Council Rock School District Plans For Flexible Instructional Days

Only situations involving extended school closures, such as extreme weather and other crises, would necessitate the usage of these days.

The Chancellor Center, which is the headquarters for the Council Rock School District, in Newtown Borough.
Credit: Brett Duffey/

At a special June meeting, the Council Rock School Board voted to grant permission to the district’s administration to apply for five flexible instructional days each year for the next three school years starting this fall.

The flexible instruction days would entail required asynchronous work provided to students by their teachers on the district’s online platforms. Elementary students would be given assignments on Google Classroom while Canvas would be utilized by middle and high school students.

Director of Elementary Education Nicole Crawford and Director of Secondary Education Al Funk stated that the days would only be used in cases of prolonged school closures like severe weather events and other emergencies.

Additionally, Council Rock administrators said they would also consider using the days in years with especially bad winters where the district exceeds its built-in snow day total of eight days causing the calendar to stretch into late June. However, any use of the flexible days would be in consultation with Superintendent Dr. Andrew Sanko, the administration, and the school board.

“The priority of the administration of Council Rock is to keep students in school. We are coming before you this evening to simply ask that this be an option should we need it in the future,” said Crawford.

She added that Council Rock last submitted an application for the flexible days to the Pennsylvania Department of Education during the 2020-21 school year, and because districts must reapply every three years, another decision on the matter was needed. 

“We do not foresee utilizing these days for any kind of one-off situation, so it would not be utilized for a single regular school closure. Say there was a power outage at Sol Feinstone, that would not be the intention of the flexible instructional days. This would be a district-wide use only for extreme weather events and the like,” said Funk.

File photo. Credit: Erich Martin/

Crawford explained that the district would have a plan in place for the flexible days in the case that some of Council Rock’s online platforms were not working. For example, she said that hard-copy assignments could be sent home in advance and teachers would be on hand to troubleshoot as needed.

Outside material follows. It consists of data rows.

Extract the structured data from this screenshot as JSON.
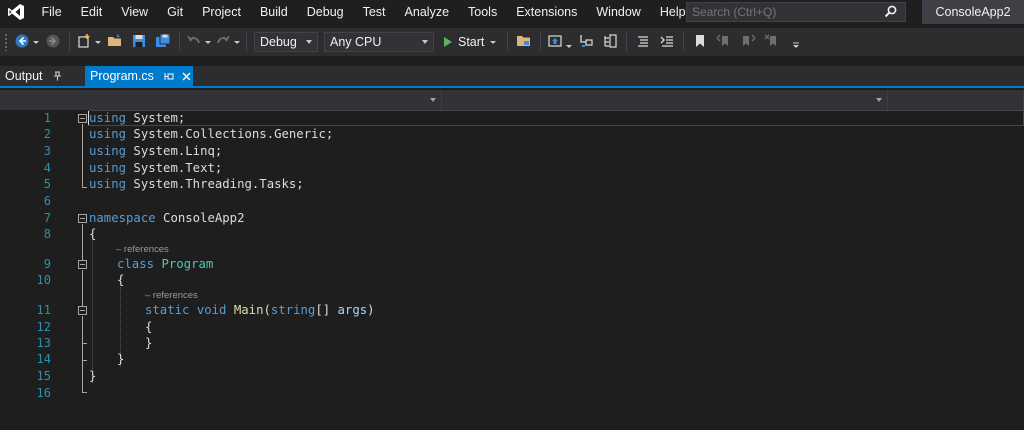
{
  "menubar": {
    "items": [
      "File",
      "Edit",
      "View",
      "Git",
      "Project",
      "Build",
      "Debug",
      "Test",
      "Analyze",
      "Tools",
      "Extensions",
      "Window",
      "Help"
    ],
    "search_placeholder": "Search (Ctrl+Q)",
    "solution_name": "ConsoleApp2"
  },
  "toolbar": {
    "configuration": "Debug",
    "platform": "Any CPU",
    "start_label": "Start"
  },
  "tabs": {
    "output_label": "Output",
    "active_label": "Program.cs"
  },
  "editor": {
    "line_numbers": [
      "1",
      "2",
      "3",
      "4",
      "5",
      "6",
      "7",
      "8",
      "9",
      "10",
      "11",
      "12",
      "13",
      "14",
      "15",
      "16"
    ],
    "lines": {
      "l1_kw": "using",
      "l1_rest": " System;",
      "l2_kw": "using",
      "l2_rest": " System.Collections.Generic;",
      "l3_kw": "using",
      "l3_rest": " System.Linq;",
      "l4_kw": "using",
      "l4_rest": " System.Text;",
      "l5_kw": "using",
      "l5_rest": " System.Threading.Tasks;",
      "l7_kw": "namespace",
      "l7_rest": " ConsoleApp2",
      "l8": "{",
      "l9_kw": "class",
      "l9_sp": " ",
      "l9_type": "Program",
      "l10": "{",
      "l11_kw1": "static",
      "l11_sp1": " ",
      "l11_kw2": "void",
      "l11_sp2": " ",
      "l11_method": "Main",
      "l11_p1": "(",
      "l11_kw3": "string",
      "l11_p2": "[] ",
      "l11_param": "args",
      "l11_p3": ")",
      "l12": "{",
      "l13": "}",
      "l14": "}",
      "l15": "}"
    },
    "codelens_class": "– references",
    "codelens_method": "– references"
  },
  "colors": {
    "accent": "#007acc",
    "keyword": "#569cd6",
    "type": "#4ec9b0",
    "method": "#dcdcaa",
    "parameter": "#9cdcfe",
    "line_number": "#2b91af",
    "start_icon": "#5bb35b"
  },
  "icons": [
    "visual-studio-logo",
    "search-icon",
    "back-icon",
    "forward-icon",
    "new-project-icon",
    "open-folder-icon",
    "save-icon",
    "save-all-icon",
    "undo-icon",
    "redo-icon",
    "start-icon",
    "pin-icon",
    "close-icon",
    "bookmark-icon"
  ]
}
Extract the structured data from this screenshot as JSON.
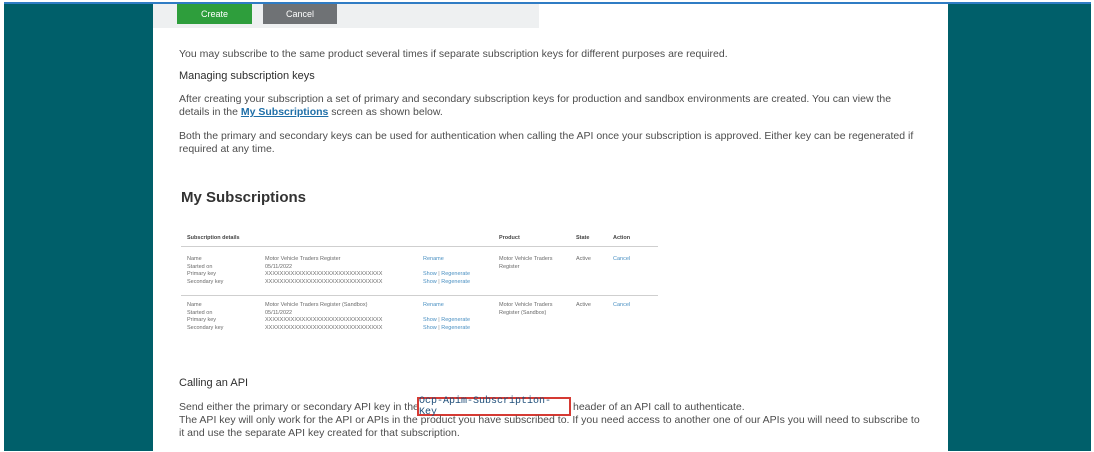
{
  "buttons": {
    "create": "Create",
    "cancel": "Cancel"
  },
  "intro_text": "You may subscribe to the same product several times if separate subscription keys for different purposes are required.",
  "managing": {
    "heading": "Managing subscription keys",
    "p1_line1": "After creating your subscription a set of primary and secondary subscription keys for production and sandbox environments are created. You can view the",
    "p1_line2_before": "details in the ",
    "p1_link": "My Subscriptions",
    "p1_line2_after": " screen as shown below.",
    "p2_line1": "Both the primary and secondary keys can be used for authentication when calling the API once your subscription is approved. Either key can be regenerated if",
    "p2_line2": "required at any time."
  },
  "subscriptions": {
    "title": "My Subscriptions",
    "headers": {
      "details": "Subscription details",
      "product": "Product",
      "state": "State",
      "action": "Action"
    },
    "field_labels": "Name\nStarted on\nPrimary key\nSecondary key",
    "rename": "Rename",
    "show": "Show",
    "regenerate": "Regenerate",
    "sep": "|",
    "rows": [
      {
        "values": "Motor Vehicle Traders Register\n05/11/2022\nXXXXXXXXXXXXXXXXXXXXXXXXXXXXXXXX\nXXXXXXXXXXXXXXXXXXXXXXXXXXXXXXXX",
        "product": "Motor Vehicle Traders\nRegister",
        "state": "Active",
        "action": "Cancel"
      },
      {
        "values": "Motor Vehicle Traders Register (Sandbox)\n05/11/2022\nXXXXXXXXXXXXXXXXXXXXXXXXXXXXXXXX\nXXXXXXXXXXXXXXXXXXXXXXXXXXXXXXXX",
        "product": "Motor Vehicle Traders\nRegister (Sandbox)",
        "state": "Active",
        "action": "Cancel"
      }
    ]
  },
  "calling": {
    "heading": "Calling an API",
    "line1_before": "Send either the primary or secondary API key in the ",
    "header_name": "Ocp-Apim-Subscription-Key",
    "line1_after": "header of an API call to authenticate.",
    "line2": "The API key will only work for the API or APIs in the product you have subscribed to. If you need access to another one of our APIs you will need to subscribe to",
    "line3": "it and use the separate API key created for that subscription."
  },
  "colors": {
    "background": "#005f6a",
    "create_button": "#2e9e3c",
    "cancel_button": "#6f7275",
    "link": "#1f6fa8",
    "callout_border": "#d53a33"
  }
}
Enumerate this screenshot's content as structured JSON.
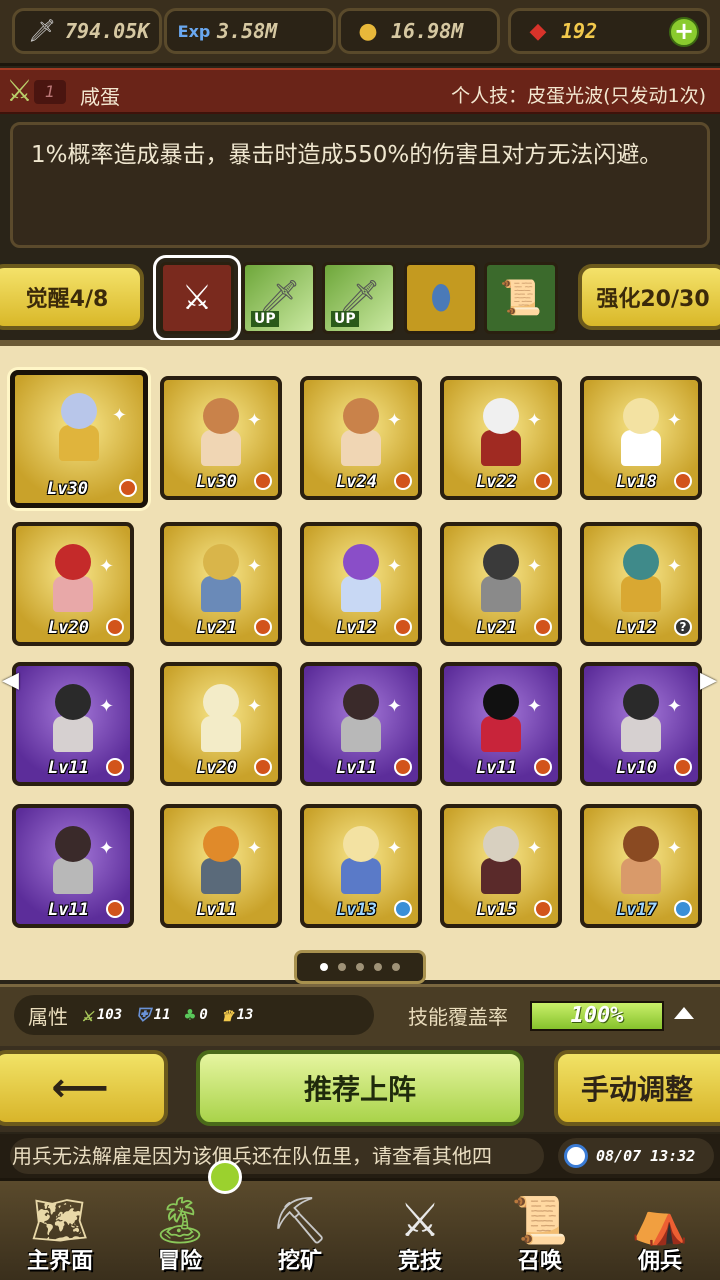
{
  "resources": {
    "attack": {
      "icon": "sword-icon",
      "value": "794.05K"
    },
    "exp": {
      "icon": "exp-icon",
      "value": "3.58M"
    },
    "gold": {
      "icon": "coin-icon",
      "value": "16.98M"
    },
    "gems": {
      "icon": "ruby-icon",
      "value": "192"
    }
  },
  "skill": {
    "index": "1",
    "hero_name": "咸蛋",
    "personal_skill": "个人技：皮蛋光波(只发动1次)",
    "description": "1%概率造成暴击，暴击时造成550%的伤害且对方无法闪避。"
  },
  "awaken": {
    "label": "觉醒4/8"
  },
  "strengthen": {
    "label": "强化20/30"
  },
  "equipment_slots": [
    {
      "icon": "broken-sword-icon",
      "badge": ""
    },
    {
      "icon": "sword-upgrade-icon",
      "badge": "UP"
    },
    {
      "icon": "sword-upgrade-icon",
      "badge": "UP"
    },
    {
      "icon": "egg-icon",
      "badge": ""
    },
    {
      "icon": "scroll-icon",
      "badge": ""
    }
  ],
  "heroes": [
    {
      "level": "Lv30",
      "frame": "gold",
      "badge": "orange",
      "head": "#b8c6ea",
      "body": "#e0b43c"
    },
    {
      "level": "Lv30",
      "frame": "gold",
      "badge": "orange",
      "head": "#c9824a",
      "body": "#f0d6b4"
    },
    {
      "level": "Lv24",
      "frame": "gold",
      "badge": "orange",
      "head": "#c9824a",
      "body": "#f0d6b4"
    },
    {
      "level": "Lv22",
      "frame": "gold",
      "badge": "orange",
      "head": "#f0f0f0",
      "body": "#a02a22"
    },
    {
      "level": "Lv18",
      "frame": "gold",
      "badge": "orange",
      "head": "#f3e2a2",
      "body": "#ffffff"
    },
    {
      "level": "Lv20",
      "frame": "gold",
      "badge": "orange",
      "head": "#c42a2a",
      "body": "#e8a8a8"
    },
    {
      "level": "Lv21",
      "frame": "gold",
      "badge": "orange",
      "head": "#d9b54a",
      "body": "#6a8ab8"
    },
    {
      "level": "Lv12",
      "frame": "gold",
      "badge": "orange",
      "head": "#8a4ec8",
      "body": "#c8d8f4"
    },
    {
      "level": "Lv21",
      "frame": "gold",
      "badge": "orange",
      "head": "#3a3a3a",
      "body": "#8a8a8a"
    },
    {
      "level": "Lv12",
      "frame": "gold",
      "badge": "question",
      "head": "#3f8a8a",
      "body": "#d9a832"
    },
    {
      "level": "Lv11",
      "frame": "purple",
      "badge": "orange",
      "head": "#2a2a2a",
      "body": "#d6d0d0"
    },
    {
      "level": "Lv20",
      "frame": "gold",
      "badge": "orange",
      "head": "#f3ecc8",
      "body": "#f3ecc8"
    },
    {
      "level": "Lv11",
      "frame": "purple",
      "badge": "orange",
      "head": "#3a2a2a",
      "body": "#b8b8b8"
    },
    {
      "level": "Lv11",
      "frame": "purple",
      "badge": "orange",
      "head": "#111111",
      "body": "#c8243a"
    },
    {
      "level": "Lv10",
      "frame": "purple",
      "badge": "orange",
      "head": "#2a2a2a",
      "body": "#d6d0d0"
    },
    {
      "level": "Lv11",
      "frame": "purple",
      "badge": "orange",
      "head": "#3a2a2a",
      "body": "#b8b8b8"
    },
    {
      "level": "Lv11",
      "frame": "gold",
      "badge": "none",
      "head": "#e08a2a",
      "body": "#5a6a7a"
    },
    {
      "level": "Lv13",
      "frame": "gold",
      "badge": "blue",
      "head": "#f3e2a2",
      "body": "#5a7ac8"
    },
    {
      "level": "Lv15",
      "frame": "gold",
      "badge": "orange",
      "head": "#d8d0c0",
      "body": "#5a2a2a"
    },
    {
      "level": "Lv17",
      "frame": "gold",
      "badge": "blue",
      "head": "#8a4a22",
      "body": "#d99a6a"
    }
  ],
  "pager": {
    "pages": 5,
    "current": 0
  },
  "stats": {
    "label": "属性",
    "items": [
      {
        "icon": "sword-stat-icon",
        "value": "103"
      },
      {
        "icon": "shield-stat-icon",
        "value": "11"
      },
      {
        "icon": "heal-stat-icon",
        "value": "0"
      },
      {
        "icon": "crown-stat-icon",
        "value": "13"
      }
    ],
    "coverage_label": "技能覆盖率",
    "coverage_value": "100%",
    "coverage_fraction": 1.0
  },
  "actions": {
    "back": "⟵",
    "recommend": "推荐上阵",
    "manual": "手动调整"
  },
  "ticker": {
    "message": "用兵无法解雇是因为该佣兵还在队伍里，请查看其他四",
    "time": "08/07 13:32"
  },
  "nav": [
    {
      "label": "主界面",
      "icon": "map-icon"
    },
    {
      "label": "冒险",
      "icon": "island-icon"
    },
    {
      "label": "挖矿",
      "icon": "pickaxe-icon"
    },
    {
      "label": "竞技",
      "icon": "crossed-swords-icon"
    },
    {
      "label": "召唤",
      "icon": "summon-scroll-icon"
    },
    {
      "label": "佣兵",
      "icon": "tent-icon"
    }
  ]
}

Dr. Sanko added, “If we have a blizzard, a power outage, another Hurricane Sandy situation, I would be talking with the board saying what do you think about us considering the use of a flexible instructional day because we are pushing up against that third week or fourth week of June.”

Board member Dr. Mike Thorwart had some issues with the proposal. “I’m torn, I want to give you the tool, but we spent the year talking about learning loss. We know these flexible online days don’t work. We spent a couple of years doing this and we spent this year with learning loss.”

“I’m a little more appeased that you’re talking about this being serious and a last resort kind of thing but I will note that we had a school district just beside us that decided to use one to make Memorial Day Weekend a four-day weekend. I don’t want to see that. I don’t want to use them unless we absolutely have to.”

Agreeing with Thorwart, board member Mike Roosevelt added that there was a noticeable loss in education as a result of online and asynchronous learning during the COVID-19 pandemic, and he does not support further action on asynchronous learning.

“I would rather look at other areas of our calendar and push that because I think education is what we’re here for and we’ve got to keep kids in school, so I don’t support this and I don’t support it asynchronously. The schools figured out ways to get around these issues before 2019. I don’t understand why we can’t sort that out now.”

Board President Ed Salamon expressed similar concerns but ultimately decided to support the proposal. “This gives me bad memories from the COVID years. I sat and watched my kids at home do asynchronous work and they were done relatively early and then didn’t know what to do the rest of the day because you couldn’t go anywhere.”

“But I trust this administration to do what’s best for kids and I think this is something that would be an absolute emergency tool in the toolkit. It’s a struggle for me to support this but this is where the trust between the administration and the board has to be met.”

Board member Yota Palli added, “We all had bad memories from the last few years, but we’re not voting to keep kids at home, we’re voting to provide a tool to the administration, and in that sense, it makes total sense to have that flexibility.”

In the end, the board voted 5-2 to allow the administration to apply for the flexible days. Salamon, Palli, Steve Nowmos, Bob Hickey, and Joe Hidalgo voted yes while Thorwart and Roosevelt opposed the motion. Board members Ed Tate and Mariann McKee were not present for the vote. The district will now have the flexibility to request these days for the next three years.

About the author

Brett Duffey